insolvency legislation. In simple terms, companies are
given time off (i.e. a moratorium) from having to repay
their debts. Also, new investors who step-in to bail
companies out of short-term financial crises may be
given preferential treatment in terms of repayments
and security on assets.
Companies in these countries often call in professional
specialists to help them restructure their businesses,
i.e. to salvage any profitable operations and strengthen
the management. If these plans succeed, the viable part
of the business is saved and job losses are greatly
reduced. In the longer term, creditors may even be rewarded
with a better pay-off.
This is perhaps the formula originally envisaged by
the Law Reform Commission and by the Government in its
consultation paper 'Corporate Rescue and the Protection
of Wages on Insolvency Fund'. However, the Government's
proposals have shied away from taking a clear stance
when it comes to tackling workers' wages.
In the present political climate, unionists are vocal
and influential. Some may say that they are even enjoying
a disproportionate amount of sympathy and support from
the media. In light of this, it may be difficult to
change the regime given the unique set up of the PWIF,
which offers much desired cash relief to workers when
a company begins the winding-up process. Any changes
to the terms of protection are likely to attract serious
and strong political opposition.
In tackling this problem, I do not actually find the
unionists to be at all unreasonable. They appear to
be flexible enough to consider a proposal to set aside
adequate funds from the PWIF to deal with those affected
by corporate rescues. However, there is still a genuine
fear that corporate rescues are unlikely to revive companies
and that, after having paid the necessary fees to provisional
supervisors, they will still go under.
Surprising opposition to the pending legislation on
corporate rescue has come from the business community.
I suspect that some of our politicians with backgrounds
in manufacture exporting from the US may have suffered
from bad experiences with 'chapter eleven' type operations
and that as creditors they found their funds tied up
for long periods of time. They are also sceptical as
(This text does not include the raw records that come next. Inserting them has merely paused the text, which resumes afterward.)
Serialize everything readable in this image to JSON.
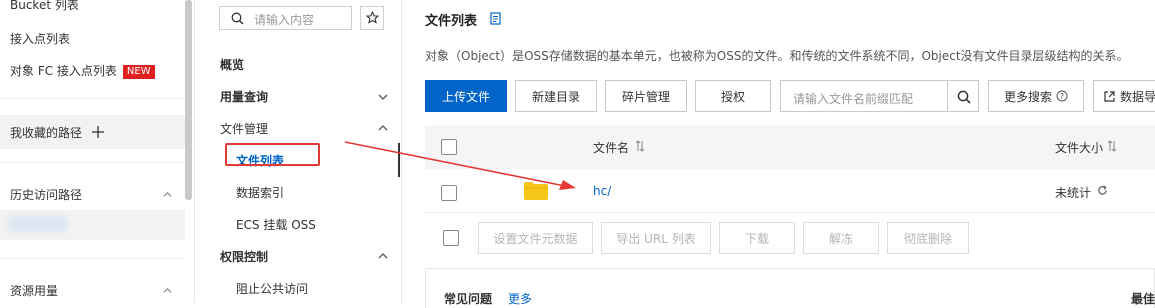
{
  "left_sidebar": {
    "items": [
      {
        "label": "Bucket 列表"
      },
      {
        "label": "接入点列表"
      },
      {
        "label": "对象 FC 接入点列表",
        "badge": "NEW"
      }
    ],
    "favorites_label": "我收藏的路径",
    "history_label": "历史访问路径",
    "resources_label": "资源用量"
  },
  "nav": {
    "search_placeholder": "请输入内容",
    "items": [
      {
        "label": "概览"
      },
      {
        "label": "用量查询"
      },
      {
        "label": "文件管理"
      },
      {
        "label": "文件列表"
      },
      {
        "label": "数据索引"
      },
      {
        "label": "ECS 挂载 OSS"
      },
      {
        "label": "权限控制"
      },
      {
        "label": "阻止公共访问"
      }
    ]
  },
  "main": {
    "title": "文件列表",
    "description": "对象（Object）是OSS存储数据的基本单元，也被称为OSS的文件。和传统的文件系统不同，Object没有文件目录层级结构的关系。",
    "toolbar": {
      "upload": "上传文件",
      "new_dir": "新建目录",
      "fragments": "碎片管理",
      "authorize": "授权",
      "search_placeholder": "请输入文件名前缀匹配",
      "more_search": "更多搜索",
      "export": "数据导"
    },
    "table": {
      "col_name": "文件名",
      "col_size": "文件大小",
      "rows": [
        {
          "name": "hc/",
          "size": "未统计"
        }
      ]
    },
    "batch_actions": {
      "set_meta": "设置文件元数据",
      "export_url": "导出 URL 列表",
      "download": "下载",
      "unfreeze": "解冻",
      "delete": "彻底删除"
    },
    "faq": {
      "title": "常见问题",
      "more": "更多",
      "right": "最佳"
    }
  },
  "colors": {
    "primary": "#0064c8",
    "badge": "#e02020",
    "annotation": "#e53935",
    "folder": "#f5c518"
  }
}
to the success of corporate rescues and the possible
professional fees involved.
Despite the lukewarm response from the business community,
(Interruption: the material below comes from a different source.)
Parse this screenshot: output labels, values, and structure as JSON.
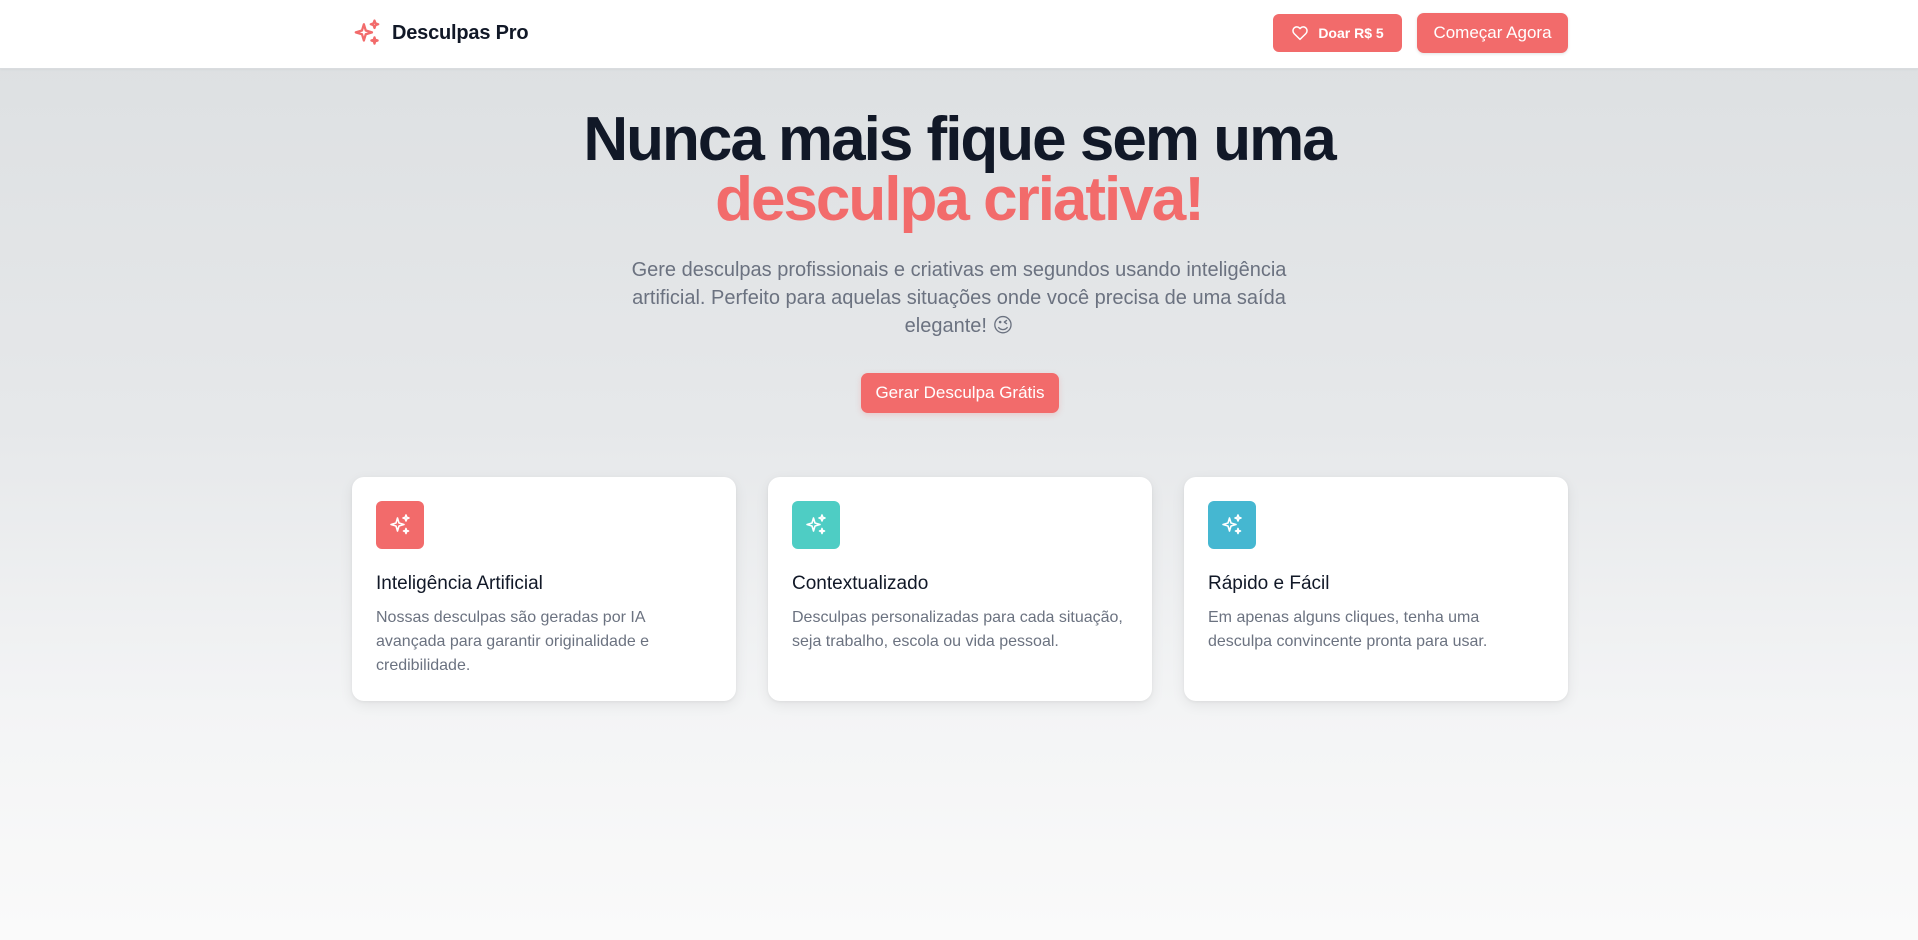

however, I thought the bankers would be our likely allies.
But that anticipated support was not very forthcoming
- Hong Kong bankers are very conservative. This is particularly
the case when they are suffering from substantial bad
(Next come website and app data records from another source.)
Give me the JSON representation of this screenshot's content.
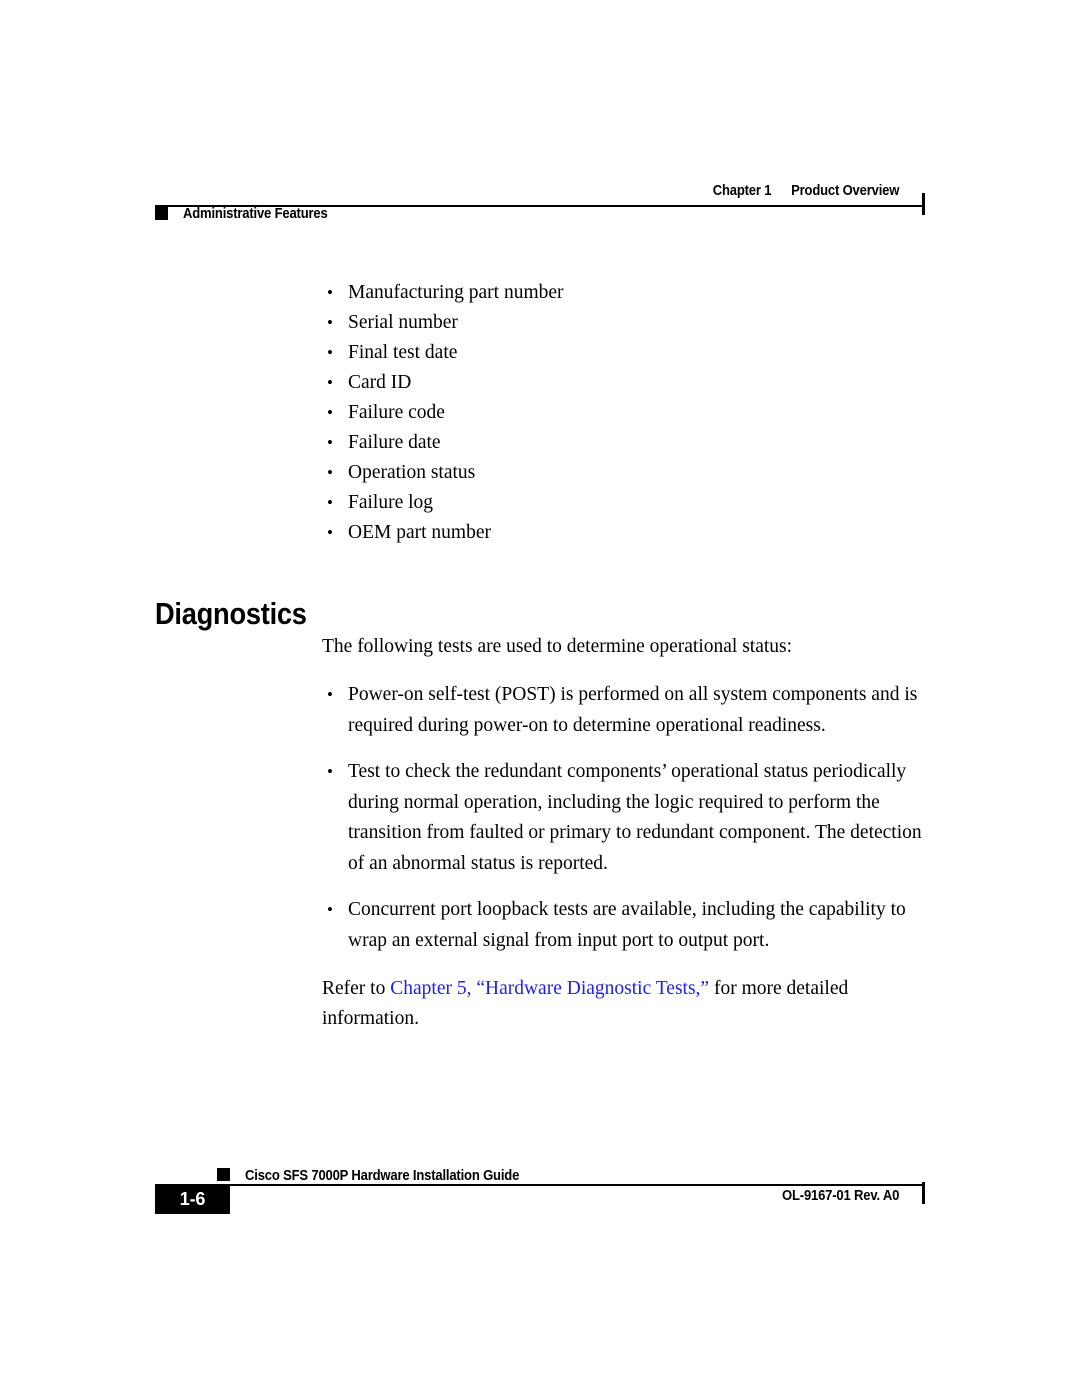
{
  "header": {
    "chapter_number": "Chapter 1",
    "chapter_title": "Product Overview",
    "section_label": "Administrative Features"
  },
  "attributes_list": {
    "items": [
      "Manufacturing part number",
      "Serial number",
      "Final test date",
      "Card ID",
      "Failure code",
      "Failure date",
      "Operation status",
      "Failure log",
      "OEM part number"
    ]
  },
  "diagnostics": {
    "heading": "Diagnostics",
    "intro": "The following tests are used to determine operational status:",
    "tests": [
      "Power-on self-test (POST) is performed on all system components and is required during power-on to determine operational readiness.",
      "Test to check the redundant components’ operational status periodically during normal operation, including the logic required to perform the transition from faulted or primary to redundant component. The detection of an abnormal status is reported.",
      "Concurrent port loopback tests are available, including the capability to wrap an external signal from input port to output port."
    ],
    "refer": {
      "prefix": "Refer to ",
      "link_text": "Chapter 5, “Hardware Diagnostic Tests,”",
      "suffix": " for more detailed information.",
      "link_color": "#2222dd"
    }
  },
  "footer": {
    "page_number": "1-6",
    "guide_title": "Cisco SFS 7000P Hardware Installation Guide",
    "document_id": "OL-9167-01 Rev. A0"
  }
}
debts and are feeling averse to risk.
Hong Kong urgently needs a sound corporate rescue package
to save future corporate failures and job losses. But
misunderstandings regarding the technicalities of corporate
rescue, the lack of positive experiences and, above
all, political self-interests have all got in the way
of a timely and workable solution.
The Government also lacks courage and leadership in
this area. It is a great pity that Hong Kong has lost
its chance of doing something positive in times of financial
crisis - the Thais and Indonesians have had much more
If we are to introduce a desirable and workable corporate
rescue package, accountants must stand together to explain
to the Government, the business community, trade unionists
and the general public that we have the skills to revive
companies if it is not left too late; our fees are actually
reasonable and good value for money; the kind of corporate
rescue package we have in mind is unlikely to allow
the moratorium to drag on for more than six months and
that it will be under the strict supervision of the
court and creditors; and, last but not least, that the
protection of workers is our first priority.
If we persist, and the pending legislation passed,
there is still a chance that some rudimentary form of
corporate rescue package might be ready in time for
the next economic crisis.